A mug warmer is a pretty common thing to see in offices. You can get them a ton of places (sometimes you see them labeled as candle warmers). I recently bought one for myself on Amazon, but it’s small and I don’t think it really does as much as one of the larger ones would. It doesn’t make much contact with my mug and doesn’t keep my drink as warm as I’d like. It also doesn’t have a switch, which would be helpful. But I figured I could slide the small, flexible pad under my mousepad for a little extra wrist warmth in winter if I need it, so that’s why I settled on the one I did. Down the road, I might opt for a different option.
I have quite a few pairs of arm warmers and while they might look silly sometimes, they’re a solid investment and really help warm things up. What’s nice about them, compared to fingerless gloves, is that they keep your wrist and forearm from making contact with the cold surface of your desk. For me, that helps keep my hands and fingers warmer. I recommend browsing at SockDreams, where they have a ton of different colors, styles, lengths, and materials to choose from.
This is quite possibly the strangest one on here, but one that I learned was quite an asset during the frigid Chicago winters. It might not be totally necessary depending on where you’re at (I’m guessing I won’t need a blanket in Tennessee), but if it’s unbearable, get one! You don’t have to wrap yourself up in it, but it’s nice for draping over your legs or shoulders. I have a grey one that I snagged on sale at Kohl’s. The grey was a bit more subtle than something with a crazy pattern, but you do you if you are going to get a blanket.
A Heated Mousepad

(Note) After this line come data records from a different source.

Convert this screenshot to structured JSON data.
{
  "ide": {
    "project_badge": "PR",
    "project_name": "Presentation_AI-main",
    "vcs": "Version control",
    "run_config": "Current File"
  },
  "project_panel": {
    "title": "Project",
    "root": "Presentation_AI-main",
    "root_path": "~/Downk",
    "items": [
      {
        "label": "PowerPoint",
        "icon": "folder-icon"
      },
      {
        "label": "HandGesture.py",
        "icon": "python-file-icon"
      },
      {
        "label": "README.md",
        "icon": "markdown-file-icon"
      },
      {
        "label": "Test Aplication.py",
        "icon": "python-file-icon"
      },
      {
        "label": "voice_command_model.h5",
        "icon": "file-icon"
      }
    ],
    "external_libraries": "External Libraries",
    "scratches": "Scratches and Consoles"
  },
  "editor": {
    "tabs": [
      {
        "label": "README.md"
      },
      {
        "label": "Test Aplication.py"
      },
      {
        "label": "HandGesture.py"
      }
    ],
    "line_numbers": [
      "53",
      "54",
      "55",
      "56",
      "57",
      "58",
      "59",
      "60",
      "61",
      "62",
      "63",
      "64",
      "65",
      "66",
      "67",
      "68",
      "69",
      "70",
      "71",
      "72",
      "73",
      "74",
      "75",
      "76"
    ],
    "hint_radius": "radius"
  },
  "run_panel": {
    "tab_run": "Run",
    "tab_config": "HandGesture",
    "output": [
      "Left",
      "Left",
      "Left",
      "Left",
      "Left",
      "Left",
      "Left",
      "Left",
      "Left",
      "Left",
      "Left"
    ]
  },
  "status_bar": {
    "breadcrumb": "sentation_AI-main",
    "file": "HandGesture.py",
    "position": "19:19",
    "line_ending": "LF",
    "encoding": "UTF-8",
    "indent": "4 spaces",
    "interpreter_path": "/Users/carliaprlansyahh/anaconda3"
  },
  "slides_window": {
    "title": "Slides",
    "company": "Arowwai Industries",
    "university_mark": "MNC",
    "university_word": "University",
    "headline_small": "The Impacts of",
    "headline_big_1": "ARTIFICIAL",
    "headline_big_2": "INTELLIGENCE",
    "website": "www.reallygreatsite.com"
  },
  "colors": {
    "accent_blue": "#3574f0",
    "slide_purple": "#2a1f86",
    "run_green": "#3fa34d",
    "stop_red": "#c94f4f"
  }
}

Heated mice are a thing, and there are heated hand covers, but only recently did I discover that a heated mousepad exists! I snagged one on Amazon, though it appears to be unavailable right now. I love mine, and can’t believe I only paid a few pennies over $5 (with Prime free shipping). There’s a similar one available, but not many quantities. There are also heated desk pads and “toasty” USB hand warmers.
Reality is, there are a ton of warming options that can keep you warm at work. It took me quite awhile to figure out what worked well for me, but now that I know what options are out there it helps immensely, even with the recent relocation to a warmer climate.
What, no space heater?
No. A space heater is a given, really; the easy, expected way out. It’s the first thing a lot of people suggest when someone says they are cold in the office. There are tons of options aside from space heaters, and furthermore, a lot of times, offices have policies against them for safety reasons.
Who should pay for this stuff?
When it comes to your personal comfort in the office, in most cases, I would suggest footing the bill yourself. The only thing that you might want to (or even need to) ask work to cover the cost of would be vent covers or air diffusers. Those may need to be special ordered if you can’t find the size you need on Amazon or at a home improvement store, and you may not be able (or allowed) to install them yourself. So if you are considering going that route, talk to someone at work about that first.
Everything else on the list above I recommend getting on your own dime. They really aren’t that expensive and the best part about it is, if you purchase them with your own money you can take them with you when you leave that company. Then you can use them in the next frigid office, which we all know is just a job offer away.
*This is not a sponsored post. I was not gifted items in exchange for my commentary or review. I simply really like the above items.